PROBLEM DESCRIPTION
Copy out each line below exactly as it appears.

Data about app and page elements

┄┄┄┄┄┄┄┄┄┄┄┄┄┄┄┄┄┄┄┄

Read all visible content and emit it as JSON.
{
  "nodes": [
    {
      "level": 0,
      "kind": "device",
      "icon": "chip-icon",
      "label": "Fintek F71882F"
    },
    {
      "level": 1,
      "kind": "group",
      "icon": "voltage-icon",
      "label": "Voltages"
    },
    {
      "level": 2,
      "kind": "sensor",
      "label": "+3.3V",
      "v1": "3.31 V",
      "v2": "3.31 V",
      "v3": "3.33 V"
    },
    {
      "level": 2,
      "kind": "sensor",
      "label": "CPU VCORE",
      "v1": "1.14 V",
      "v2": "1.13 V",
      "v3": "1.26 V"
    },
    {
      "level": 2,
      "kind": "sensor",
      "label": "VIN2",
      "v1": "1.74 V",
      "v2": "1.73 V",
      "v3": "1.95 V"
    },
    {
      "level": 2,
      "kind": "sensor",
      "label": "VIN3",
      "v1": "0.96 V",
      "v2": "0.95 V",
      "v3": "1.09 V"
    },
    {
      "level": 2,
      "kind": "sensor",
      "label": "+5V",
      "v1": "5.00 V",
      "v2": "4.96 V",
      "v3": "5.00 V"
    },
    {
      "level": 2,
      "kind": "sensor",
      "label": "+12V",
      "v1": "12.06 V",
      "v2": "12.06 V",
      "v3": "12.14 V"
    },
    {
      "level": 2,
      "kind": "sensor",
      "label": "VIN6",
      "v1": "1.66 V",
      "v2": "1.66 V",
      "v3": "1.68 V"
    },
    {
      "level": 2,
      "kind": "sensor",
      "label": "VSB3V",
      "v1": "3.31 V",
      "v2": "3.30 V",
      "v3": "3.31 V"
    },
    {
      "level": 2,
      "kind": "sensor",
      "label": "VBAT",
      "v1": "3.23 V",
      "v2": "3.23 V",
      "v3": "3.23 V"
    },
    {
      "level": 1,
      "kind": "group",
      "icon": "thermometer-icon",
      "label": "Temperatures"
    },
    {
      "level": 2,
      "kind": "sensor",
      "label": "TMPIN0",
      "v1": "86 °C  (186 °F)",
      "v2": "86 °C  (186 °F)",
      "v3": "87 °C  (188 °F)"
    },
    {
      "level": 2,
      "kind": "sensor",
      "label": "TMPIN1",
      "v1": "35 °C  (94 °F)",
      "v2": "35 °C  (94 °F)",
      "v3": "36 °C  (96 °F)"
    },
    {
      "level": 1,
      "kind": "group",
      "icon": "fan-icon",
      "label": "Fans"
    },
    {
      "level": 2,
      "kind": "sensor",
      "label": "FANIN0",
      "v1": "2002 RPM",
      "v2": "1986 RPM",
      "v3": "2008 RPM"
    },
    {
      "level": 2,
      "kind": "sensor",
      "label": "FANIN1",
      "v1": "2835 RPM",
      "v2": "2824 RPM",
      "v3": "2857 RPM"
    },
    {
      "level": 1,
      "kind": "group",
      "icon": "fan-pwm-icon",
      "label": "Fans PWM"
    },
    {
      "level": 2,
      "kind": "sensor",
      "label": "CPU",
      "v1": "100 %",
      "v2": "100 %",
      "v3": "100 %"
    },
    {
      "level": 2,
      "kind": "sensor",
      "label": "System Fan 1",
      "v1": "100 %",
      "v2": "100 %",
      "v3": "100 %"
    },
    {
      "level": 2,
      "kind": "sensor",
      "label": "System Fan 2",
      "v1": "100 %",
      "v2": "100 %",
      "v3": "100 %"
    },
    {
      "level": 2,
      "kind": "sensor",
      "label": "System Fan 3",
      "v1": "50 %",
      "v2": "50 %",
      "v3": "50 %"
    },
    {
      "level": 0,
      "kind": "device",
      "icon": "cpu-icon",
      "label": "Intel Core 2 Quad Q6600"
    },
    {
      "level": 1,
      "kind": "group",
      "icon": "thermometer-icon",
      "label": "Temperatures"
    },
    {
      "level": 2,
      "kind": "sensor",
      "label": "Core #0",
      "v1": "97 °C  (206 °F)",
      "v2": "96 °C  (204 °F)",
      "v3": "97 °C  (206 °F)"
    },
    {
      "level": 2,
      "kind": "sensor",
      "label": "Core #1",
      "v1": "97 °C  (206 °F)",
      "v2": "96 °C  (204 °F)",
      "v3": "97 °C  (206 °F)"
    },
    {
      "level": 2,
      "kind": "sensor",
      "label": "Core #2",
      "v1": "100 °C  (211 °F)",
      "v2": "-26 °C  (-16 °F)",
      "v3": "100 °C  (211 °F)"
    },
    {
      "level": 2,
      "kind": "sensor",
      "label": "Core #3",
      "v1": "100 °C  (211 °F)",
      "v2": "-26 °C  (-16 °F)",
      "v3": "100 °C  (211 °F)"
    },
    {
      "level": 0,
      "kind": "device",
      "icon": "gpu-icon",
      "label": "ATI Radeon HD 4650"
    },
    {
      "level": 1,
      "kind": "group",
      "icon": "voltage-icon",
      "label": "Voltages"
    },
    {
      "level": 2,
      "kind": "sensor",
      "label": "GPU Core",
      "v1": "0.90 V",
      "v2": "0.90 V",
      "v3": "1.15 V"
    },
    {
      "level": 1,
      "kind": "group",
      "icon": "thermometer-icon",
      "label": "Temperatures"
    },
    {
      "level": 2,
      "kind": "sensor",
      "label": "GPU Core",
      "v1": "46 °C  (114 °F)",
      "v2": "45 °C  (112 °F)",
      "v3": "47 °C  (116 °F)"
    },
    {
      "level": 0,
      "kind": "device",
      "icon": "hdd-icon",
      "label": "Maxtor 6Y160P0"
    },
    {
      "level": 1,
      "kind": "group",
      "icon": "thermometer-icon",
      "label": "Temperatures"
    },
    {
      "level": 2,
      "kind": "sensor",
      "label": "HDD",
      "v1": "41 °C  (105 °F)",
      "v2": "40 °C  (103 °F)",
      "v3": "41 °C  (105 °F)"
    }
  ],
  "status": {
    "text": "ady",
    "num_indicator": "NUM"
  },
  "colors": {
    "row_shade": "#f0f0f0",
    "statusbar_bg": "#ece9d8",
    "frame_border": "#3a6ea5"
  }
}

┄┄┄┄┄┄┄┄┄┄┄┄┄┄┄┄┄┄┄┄

OUTPUT FOR THIS EXERCISE
Read all visible content and emit it as JSON.
{
  "nodes": [
    {
      "level": 0,
      "kind": "device",
      "icon": "chip-icon",
      "label": "Fintek F71882F"
    },
    {
      "level": 1,
      "kind": "group",
      "icon": "voltage-icon",
      "label": "Voltages"
    },
    {
      "level": 2,
      "kind": "sensor",
      "label": "+3.3V",
      "v1": "3.31 V",
      "v2": "3.31 V",
      "v3": "3.33 V"
    },
    {
      "level": 2,
      "kind": "sensor",
      "label": "CPU VCORE",
      "v1": "1.14 V",
      "v2": "1.13 V",
      "v3": "1.26 V"
    },
    {
      "level": 2,
      "kind": "sensor",
      "label": "VIN2",
      "v1": "1.74 V",
      "v2": "1.73 V",
      "v3": "1.95 V"
    },
    {
      "level": 2,
      "kind": "sensor",
      "label": "VIN3",
      "v1": "0.96 V",
      "v2": "0.95 V",
      "v3": "1.09 V"
    },
    {
      "level": 2,
      "kind": "sensor",
      "label": "+5V",
      "v1": "5.00 V",
      "v2": "4.96 V",
      "v3": "5.00 V"
    },
    {
      "level": 2,
      "kind": "sensor",
      "label": "+12V",
      "v1": "12.06 V",
      "v2": "12.06 V",
      "v3": "12.14 V"
    },
    {
      "level": 2,
      "kind": "sensor",
      "label": "VIN6",
      "v1": "1.66 V",
      "v2": "1.66 V",
      "v3": "1.68 V"
    },
    {
      "level": 2,
      "kind": "sensor",
      "label": "VSB3V",
      "v1": "3.31 V",
      "v2": "3.30 V",
      "v3": "3.31 V"
    },
    {
      "level": 2,
      "kind": "sensor",
      "label": "VBAT",
      "v1": "3.23 V",
      "v2": "3.23 V",
      "v3": "3.23 V"
    },
    {
      "level": 1,
      "kind": "group",
      "icon": "thermometer-icon",
      "label": "Temperatures"
    },
    {
      "level": 2,
      "kind": "sensor",
      "label": "TMPIN0",
      "v1": "86 °C  (186 °F)",
      "v2": "86 °C  (186 °F)",
      "v3": "87 °C  (188 °F)"
    },
    {
      "level": 2,
      "kind": "sensor",
      "label": "TMPIN1",
      "v1": "35 °C  (94 °F)",
      "v2": "35 °C  (94 °F)",
      "v3": "36 °C  (96 °F)"
    },
    {
      "level": 1,
      "kind": "group",
      "icon": "fan-icon",
      "label": "Fans"
    },
    {
      "level": 2,
      "kind": "sensor",
      "label": "FANIN0",
      "v1": "2002 RPM",
      "v2": "1986 RPM",
      "v3": "2008 RPM"
    },
    {
      "level": 2,
      "kind": "sensor",
      "label": "FANIN1",
      "v1": "2835 RPM",
      "v2": "2824 RPM",
      "v3": "2857 RPM"
    },
    {
      "level": 1,
      "kind": "group",
      "icon": "fan-pwm-icon",
      "label": "Fans PWM"
    },
    {
      "level": 2,
      "kind": "sensor",
      "label": "CPU",
      "v1": "100 %",
      "v2": "100 %",
      "v3": "100 %"
    },
    {
      "level": 2,
      "kind": "sensor",
      "label": "System Fan 1",
      "v1": "100 %",
      "v2": "100 %",
      "v3": "100 %"
    },
    {
      "level": 2,
      "kind": "sensor",
      "label": "System Fan 2",
      "v1": "100 %",
      "v2": "100 %",
      "v3": "100 %"
    },
    {
      "level": 2,
      "kind": "sensor",
      "label": "System Fan 3",
      "v1": "50 %",
      "v2": "50 %",
      "v3": "50 %"
    },
    {
      "level": 0,
      "kind": "device",
      "icon": "cpu-icon",
      "label": "Intel Core 2 Quad Q6600"
    },
    {
      "level": 1,
      "kind": "group",
      "icon": "thermometer-icon",
      "label": "Temperatures"
    },
    {
      "level": 2,
      "kind": "sensor",
      "label": "Core #0",
      "v1": "97 °C  (206 °F)",
      "v2": "96 °C  (204 °F)",
      "v3": "97 °C  (206 °F)"
    },
    {
      "level": 2,
      "kind": "sensor",
      "label": "Core #1",
      "v1": "97 °C  (206 °F)",
      "v2": "96 °C  (204 °F)",
      "v3": "97 °C  (206 °F)"
    },
    {
      "level": 2,
      "kind": "sensor",
      "label": "Core #2",
      "v1": "100 °C  (211 °F)",
      "v2": "-26 °C  (-16 °F)",
      "v3": "100 °C  (211 °F)"
    },
    {
      "level": 2,
      "kind": "sensor",
      "label": "Core #3",
      "v1": "100 °C  (211 °F)",
      "v2": "-26 °C  (-16 °F)",
      "v3": "100 °C  (211 °F)"
    },
    {
      "level": 0,
      "kind": "device",
      "icon": "gpu-icon",
      "label": "ATI Radeon HD 4650"
    },
    {
      "level": 1,
      "kind": "group",
      "icon": "voltage-icon",
      "label": "Voltages"
    },
    {
      "level": 2,
      "kind": "sensor",
      "label": "GPU Core",
      "v1": "0.90 V",
      "v2": "0.90 V",
      "v3": "1.15 V"
    },
    {
      "level": 1,
      "kind": "group",
      "icon": "thermometer-icon",
      "label": "Temperatures"
    },
    {
      "level": 2,
      "kind": "sensor",
      "label": "GPU Core",
      "v1": "46 °C  (114 °F)",
      "v2": "45 °C  (112 °F)",
      "v3": "47 °C  (116 °F)"
    },
    {
      "level": 0,
      "kind": "device",
      "icon": "hdd-icon",
      "label": "Maxtor 6Y160P0"
    },
    {
      "level": 1,
      "kind": "group",
      "icon": "thermometer-icon",
      "label": "Temperatures"
    },
    {
      "level": 2,
      "kind": "sensor",
      "label": "HDD",
      "v1": "41 °C  (105 °F)",
      "v2": "40 °C  (103 °F)",
      "v3": "41 °C  (105 °F)"
    }
  ],
  "status": {
    "text": "ady",
    "num_indicator": "NUM"
  },
  "colors": {
    "row_shade": "#f0f0f0",
    "statusbar_bg": "#ece9d8",
    "frame_border": "#3a6ea5"
  }
}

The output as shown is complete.